[Start of section]

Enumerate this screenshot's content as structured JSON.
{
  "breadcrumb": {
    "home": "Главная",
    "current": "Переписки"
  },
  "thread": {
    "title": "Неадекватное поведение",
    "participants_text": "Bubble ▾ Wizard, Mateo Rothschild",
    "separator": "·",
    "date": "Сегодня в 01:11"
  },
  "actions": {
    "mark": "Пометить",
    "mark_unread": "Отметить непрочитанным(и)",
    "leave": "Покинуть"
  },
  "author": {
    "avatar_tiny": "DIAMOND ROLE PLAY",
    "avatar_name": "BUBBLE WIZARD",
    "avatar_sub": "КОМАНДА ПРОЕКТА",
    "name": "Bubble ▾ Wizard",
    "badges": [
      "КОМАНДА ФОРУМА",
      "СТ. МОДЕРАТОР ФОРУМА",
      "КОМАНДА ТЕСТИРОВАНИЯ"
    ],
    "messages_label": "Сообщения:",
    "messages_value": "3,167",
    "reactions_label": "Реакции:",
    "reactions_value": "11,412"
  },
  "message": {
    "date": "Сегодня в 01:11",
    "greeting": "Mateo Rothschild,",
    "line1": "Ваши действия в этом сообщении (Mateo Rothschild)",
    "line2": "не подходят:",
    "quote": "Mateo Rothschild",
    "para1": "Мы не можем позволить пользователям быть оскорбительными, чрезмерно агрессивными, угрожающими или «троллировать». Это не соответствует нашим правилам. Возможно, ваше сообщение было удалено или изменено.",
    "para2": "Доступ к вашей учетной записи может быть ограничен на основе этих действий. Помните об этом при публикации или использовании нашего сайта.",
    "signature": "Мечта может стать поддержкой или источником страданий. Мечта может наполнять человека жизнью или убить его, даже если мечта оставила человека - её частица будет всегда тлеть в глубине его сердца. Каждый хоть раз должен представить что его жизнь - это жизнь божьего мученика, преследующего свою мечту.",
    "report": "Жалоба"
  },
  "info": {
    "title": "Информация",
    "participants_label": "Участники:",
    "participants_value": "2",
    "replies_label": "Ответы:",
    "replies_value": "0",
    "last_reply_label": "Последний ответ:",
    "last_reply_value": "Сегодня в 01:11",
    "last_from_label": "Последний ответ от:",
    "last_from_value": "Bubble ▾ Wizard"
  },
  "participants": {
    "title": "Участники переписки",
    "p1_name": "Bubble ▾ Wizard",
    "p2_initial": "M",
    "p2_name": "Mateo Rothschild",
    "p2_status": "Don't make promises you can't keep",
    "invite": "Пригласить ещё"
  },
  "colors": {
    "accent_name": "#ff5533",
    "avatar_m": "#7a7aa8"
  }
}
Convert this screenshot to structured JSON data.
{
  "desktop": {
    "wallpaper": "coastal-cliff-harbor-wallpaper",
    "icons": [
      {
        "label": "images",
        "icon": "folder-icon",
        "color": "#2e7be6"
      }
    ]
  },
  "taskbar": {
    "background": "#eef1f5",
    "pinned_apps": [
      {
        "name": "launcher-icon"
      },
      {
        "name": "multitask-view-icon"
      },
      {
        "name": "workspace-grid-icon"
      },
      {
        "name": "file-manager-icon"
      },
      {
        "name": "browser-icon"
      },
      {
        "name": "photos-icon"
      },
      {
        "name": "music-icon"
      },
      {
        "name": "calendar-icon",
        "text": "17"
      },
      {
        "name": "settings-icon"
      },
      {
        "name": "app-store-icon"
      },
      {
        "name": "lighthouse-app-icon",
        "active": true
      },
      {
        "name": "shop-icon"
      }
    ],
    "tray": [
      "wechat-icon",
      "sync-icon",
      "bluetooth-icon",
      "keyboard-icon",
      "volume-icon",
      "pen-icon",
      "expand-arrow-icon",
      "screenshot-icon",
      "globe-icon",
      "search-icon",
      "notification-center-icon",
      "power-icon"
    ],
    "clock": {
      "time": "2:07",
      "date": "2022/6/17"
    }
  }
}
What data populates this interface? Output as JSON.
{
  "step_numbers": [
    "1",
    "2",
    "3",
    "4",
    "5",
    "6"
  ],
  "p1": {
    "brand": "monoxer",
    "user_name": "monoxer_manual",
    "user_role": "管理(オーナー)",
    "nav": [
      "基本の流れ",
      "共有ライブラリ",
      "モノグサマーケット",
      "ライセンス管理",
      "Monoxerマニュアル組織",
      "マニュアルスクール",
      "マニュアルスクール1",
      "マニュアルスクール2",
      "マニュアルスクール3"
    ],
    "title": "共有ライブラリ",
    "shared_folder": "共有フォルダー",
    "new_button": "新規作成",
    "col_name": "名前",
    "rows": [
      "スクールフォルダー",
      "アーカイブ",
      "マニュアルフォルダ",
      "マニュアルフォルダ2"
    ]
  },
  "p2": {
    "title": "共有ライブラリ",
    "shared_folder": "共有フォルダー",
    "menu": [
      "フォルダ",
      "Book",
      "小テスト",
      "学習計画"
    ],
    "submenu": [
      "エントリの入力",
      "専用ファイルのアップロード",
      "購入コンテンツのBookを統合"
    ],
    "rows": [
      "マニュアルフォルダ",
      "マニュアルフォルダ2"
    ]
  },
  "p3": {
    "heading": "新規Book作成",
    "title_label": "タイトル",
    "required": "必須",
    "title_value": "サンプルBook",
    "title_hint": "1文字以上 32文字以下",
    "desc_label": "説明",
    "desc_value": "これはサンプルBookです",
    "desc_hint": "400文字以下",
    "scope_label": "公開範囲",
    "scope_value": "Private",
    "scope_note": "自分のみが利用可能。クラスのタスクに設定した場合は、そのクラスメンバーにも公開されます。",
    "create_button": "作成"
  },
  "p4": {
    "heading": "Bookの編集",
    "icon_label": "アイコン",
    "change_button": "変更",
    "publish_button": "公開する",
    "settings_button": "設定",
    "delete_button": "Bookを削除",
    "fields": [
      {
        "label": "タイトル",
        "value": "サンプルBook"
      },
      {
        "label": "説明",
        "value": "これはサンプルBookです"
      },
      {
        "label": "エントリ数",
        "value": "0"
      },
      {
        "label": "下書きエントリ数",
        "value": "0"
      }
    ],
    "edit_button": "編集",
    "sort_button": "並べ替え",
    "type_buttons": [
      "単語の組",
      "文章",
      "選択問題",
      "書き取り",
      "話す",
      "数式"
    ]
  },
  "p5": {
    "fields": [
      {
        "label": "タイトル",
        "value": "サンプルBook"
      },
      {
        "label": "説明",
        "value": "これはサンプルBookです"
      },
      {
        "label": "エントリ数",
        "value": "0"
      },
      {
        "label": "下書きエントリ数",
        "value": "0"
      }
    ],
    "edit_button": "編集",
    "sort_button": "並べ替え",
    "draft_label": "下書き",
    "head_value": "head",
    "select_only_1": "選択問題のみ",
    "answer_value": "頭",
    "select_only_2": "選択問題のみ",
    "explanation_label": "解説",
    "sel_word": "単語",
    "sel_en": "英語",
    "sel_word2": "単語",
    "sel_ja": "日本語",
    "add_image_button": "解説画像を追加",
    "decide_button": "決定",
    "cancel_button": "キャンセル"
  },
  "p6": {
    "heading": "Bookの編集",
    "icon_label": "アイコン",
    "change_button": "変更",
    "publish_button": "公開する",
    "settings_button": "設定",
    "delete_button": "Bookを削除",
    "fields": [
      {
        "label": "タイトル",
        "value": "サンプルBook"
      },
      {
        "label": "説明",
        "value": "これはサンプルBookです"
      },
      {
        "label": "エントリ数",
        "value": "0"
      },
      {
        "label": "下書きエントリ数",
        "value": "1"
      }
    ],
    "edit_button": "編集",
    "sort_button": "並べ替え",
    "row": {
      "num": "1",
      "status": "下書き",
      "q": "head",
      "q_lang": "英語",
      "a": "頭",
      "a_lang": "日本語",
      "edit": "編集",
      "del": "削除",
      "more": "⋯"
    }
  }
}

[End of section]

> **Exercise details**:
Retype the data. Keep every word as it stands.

> **Exercise result**:
Enumerate this screenshot's content as structured JSON.
{
  "breadcrumb": {
    "home": "Главная",
    "current": "Переписки"
  },
  "thread": {
    "title": "Неадекватное поведение",
    "participants_text": "Bubble ▾ Wizard, Mateo Rothschild",
    "separator": "·",
    "date": "Сегодня в 01:11"
  },
  "actions": {
    "mark": "Пометить",
    "mark_unread": "Отметить непрочитанным(и)",
    "leave": "Покинуть"
  },
  "author": {
    "avatar_tiny": "DIAMOND ROLE PLAY",
    "avatar_name": "BUBBLE WIZARD",
    "avatar_sub": "КОМАНДА ПРОЕКТА",
    "name": "Bubble ▾ Wizard",
    "badges": [
      "КОМАНДА ФОРУМА",
      "СТ. МОДЕРАТОР ФОРУМА",
      "КОМАНДА ТЕСТИРОВАНИЯ"
    ],
    "messages_label": "Сообщения:",
    "messages_value": "3,167",
    "reactions_label": "Реакции:",
    "reactions_value": "11,412"
  },
  "message": {
    "date": "Сегодня в 01:11",
    "greeting": "Mateo Rothschild,",
    "line1": "Ваши действия в этом сообщении (Mateo Rothschild)",
    "line2": "не подходят:",
    "quote": "Mateo Rothschild",
    "para1": "Мы не можем позволить пользователям быть оскорбительными, чрезмерно агрессивными, угрожающими или «троллировать». Это не соответствует нашим правилам. Возможно, ваше сообщение было удалено или изменено.",
    "para2": "Доступ к вашей учетной записи может быть ограничен на основе этих действий. Помните об этом при публикации или использовании нашего сайта.",
    "signature": "Мечта может стать поддержкой или источником страданий. Мечта может наполнять человека жизнью или убить его, даже если мечта оставила человека - её частица будет всегда тлеть в глубине его сердца. Каждый хоть раз должен представить что его жизнь - это жизнь божьего мученика, преследующего свою мечту.",
    "report": "Жалоба"
  },
  "info": {
    "title": "Информация",
    "participants_label": "Участники:",
    "participants_value": "2",
    "replies_label": "Ответы:",
    "replies_value": "0",
    "last_reply_label": "Последний ответ:",
    "last_reply_value": "Сегодня в 01:11",
    "last_from_label": "Последний ответ от:",
    "last_from_value": "Bubble ▾ Wizard"
  },
  "participants": {
    "title": "Участники переписки",
    "p1_name": "Bubble ▾ Wizard",
    "p2_initial": "M",
    "p2_name": "Mateo Rothschild",
    "p2_status": "Don't make promises you can't keep",
    "invite": "Пригласить ещё"
  },
  "colors": {
    "accent_name": "#ff5533",
    "avatar_m": "#7a7aa8"
  }
}
Convert this screenshot to structured JSON data.
{
  "desktop": {
    "wallpaper": "coastal-cliff-harbor-wallpaper",
    "icons": [
      {
        "label": "images",
        "icon": "folder-icon",
        "color": "#2e7be6"
      }
    ]
  },
  "taskbar": {
    "background": "#eef1f5",
    "pinned_apps": [
      {
        "name": "launcher-icon"
      },
      {
        "name": "multitask-view-icon"
      },
      {
        "name": "workspace-grid-icon"
      },
      {
        "name": "file-manager-icon"
      },
      {
        "name": "browser-icon"
      },
      {
        "name": "photos-icon"
      },
      {
        "name": "music-icon"
      },
      {
        "name": "calendar-icon",
        "text": "17"
      },
      {
        "name": "settings-icon"
      },
      {
        "name": "app-store-icon"
      },
      {
        "name": "lighthouse-app-icon",
        "active": true
      },
      {
        "name": "shop-icon"
      }
    ],
    "tray": [
      "wechat-icon",
      "sync-icon",
      "bluetooth-icon",
      "keyboard-icon",
      "volume-icon",
      "pen-icon",
      "expand-arrow-icon",
      "screenshot-icon",
      "globe-icon",
      "search-icon",
      "notification-center-icon",
      "power-icon"
    ],
    "clock": {
      "time": "2:07",
      "date": "2022/6/17"
    }
  }
}
What data populates this interface? Output as JSON.
{
  "step_numbers": [
    "1",
    "2",
    "3",
    "4",
    "5",
    "6"
  ],
  "p1": {
    "brand": "monoxer",
    "user_name": "monoxer_manual",
    "user_role": "管理(オーナー)",
    "nav": [
      "基本の流れ",
      "共有ライブラリ",
      "モノグサマーケット",
      "ライセンス管理",
      "Monoxerマニュアル組織",
      "マニュアルスクール",
      "マニュアルスクール1",
      "マニュアルスクール2",
      "マニュアルスクール3"
    ],
    "title": "共有ライブラリ",
    "shared_folder": "共有フォルダー",
    "new_button": "新規作成",
    "col_name": "名前",
    "rows": [
      "スクールフォルダー",
      "アーカイブ",
      "マニュアルフォルダ",
      "マニュアルフォルダ2"
    ]
  },
  "p2": {
    "title": "共有ライブラリ",
    "shared_folder": "共有フォルダー",
    "menu": [
      "フォルダ",
      "Book",
      "小テスト",
      "学習計画"
    ],
    "submenu": [
      "エントリの入力",
      "専用ファイルのアップロード",
      "購入コンテンツのBookを統合"
    ],
    "rows": [
      "マニュアルフォルダ",
      "マニュアルフォルダ2"
    ]
  },
  "p3": {
    "heading": "新規Book作成",
    "title_label": "タイトル",
    "required": "必須",
    "title_value": "サンプルBook",
    "title_hint": "1文字以上 32文字以下",
    "desc_label": "説明",
    "desc_value": "これはサンプルBookです",
    "desc_hint": "400文字以下",
    "scope_label": "公開範囲",
    "scope_value": "Private",
    "scope_note": "自分のみが利用可能。クラスのタスクに設定した場合は、そのクラスメンバーにも公開されます。",
    "create_button": "作成"
  },
  "p4": {
    "heading": "Bookの編集",
    "icon_label": "アイコン",
    "change_button": "変更",
    "publish_button": "公開する",
    "settings_button": "設定",
    "delete_button": "Bookを削除",
    "fields": [
      {
        "label": "タイトル",
        "value": "サンプルBook"
      },
      {
        "label": "説明",
        "value": "これはサンプルBookです"
      },
      {
        "label": "エントリ数",
        "value": "0"
      },
      {
        "label": "下書きエントリ数",
        "value": "0"
      }
    ],
    "edit_button": "編集",
    "sort_button": "並べ替え",
    "type_buttons": [
      "単語の組",
      "文章",
      "選択問題",
      "書き取り",
      "話す",
      "数式"
    ]
  },
  "p5": {
    "fields": [
      {
        "label": "タイトル",
        "value": "サンプルBook"
      },
      {
        "label": "説明",
        "value": "これはサンプルBookです"
      },
      {
        "label": "エントリ数",
        "value": "0"
      },
      {
        "label": "下書きエントリ数",
        "value": "0"
      }
    ],
    "edit_button": "編集",
    "sort_button": "並べ替え",
    "draft_label": "下書き",
    "head_value": "head",
    "select_only_1": "選択問題のみ",
    "answer_value": "頭",
    "select_only_2": "選択問題のみ",
    "explanation_label": "解説",
    "sel_word": "単語",
    "sel_en": "英語",
    "sel_word2": "単語",
    "sel_ja": "日本語",
    "add_image_button": "解説画像を追加",
    "decide_button": "決定",
    "cancel_button": "キャンセル"
  },
  "p6": {
    "heading": "Bookの編集",
    "icon_label": "アイコン",
    "change_button": "変更",
    "publish_button": "公開する",
    "settings_button": "設定",
    "delete_button": "Bookを削除",
    "fields": [
      {
        "label": "タイトル",
        "value": "サンプルBook"
      },
      {
        "label": "説明",
        "value": "これはサンプルBookです"
      },
      {
        "label": "エントリ数",
        "value": "0"
      },
      {
        "label": "下書きエントリ数",
        "value": "1"
      }
    ],
    "edit_button": "編集",
    "sort_button": "並べ替え",
    "row": {
      "num": "1",
      "status": "下書き",
      "q": "head",
      "q_lang": "英語",
      "a": "頭",
      "a_lang": "日本語",
      "edit": "編集",
      "del": "削除",
      "more": "⋯"
    }
  }
}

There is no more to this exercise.